Top of MATERIAL FOR THE TASK
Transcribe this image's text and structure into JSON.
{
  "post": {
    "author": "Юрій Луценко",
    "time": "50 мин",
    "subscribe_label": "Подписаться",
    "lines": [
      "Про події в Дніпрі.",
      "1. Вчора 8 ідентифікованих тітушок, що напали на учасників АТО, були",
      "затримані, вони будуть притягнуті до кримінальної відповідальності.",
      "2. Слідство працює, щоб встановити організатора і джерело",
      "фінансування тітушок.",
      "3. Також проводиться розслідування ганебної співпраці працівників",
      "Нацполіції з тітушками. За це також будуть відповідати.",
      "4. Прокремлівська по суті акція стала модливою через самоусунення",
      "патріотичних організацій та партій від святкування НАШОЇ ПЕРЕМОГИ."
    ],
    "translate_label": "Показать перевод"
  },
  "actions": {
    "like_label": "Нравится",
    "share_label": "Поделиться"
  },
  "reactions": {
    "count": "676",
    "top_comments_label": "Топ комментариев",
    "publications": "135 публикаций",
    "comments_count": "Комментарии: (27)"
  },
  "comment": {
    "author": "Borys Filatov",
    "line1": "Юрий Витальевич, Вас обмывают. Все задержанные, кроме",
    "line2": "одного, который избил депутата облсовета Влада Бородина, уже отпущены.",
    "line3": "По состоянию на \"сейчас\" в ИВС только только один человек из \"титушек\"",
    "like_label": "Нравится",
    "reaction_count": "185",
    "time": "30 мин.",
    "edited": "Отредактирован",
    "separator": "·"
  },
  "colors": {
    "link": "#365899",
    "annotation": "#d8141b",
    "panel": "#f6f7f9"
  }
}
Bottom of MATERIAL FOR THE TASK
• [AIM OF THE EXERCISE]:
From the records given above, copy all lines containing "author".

• [SOLVED EXERCISE]:
    "author": "Юрій Луценко",
    "author": "Borys Filatov",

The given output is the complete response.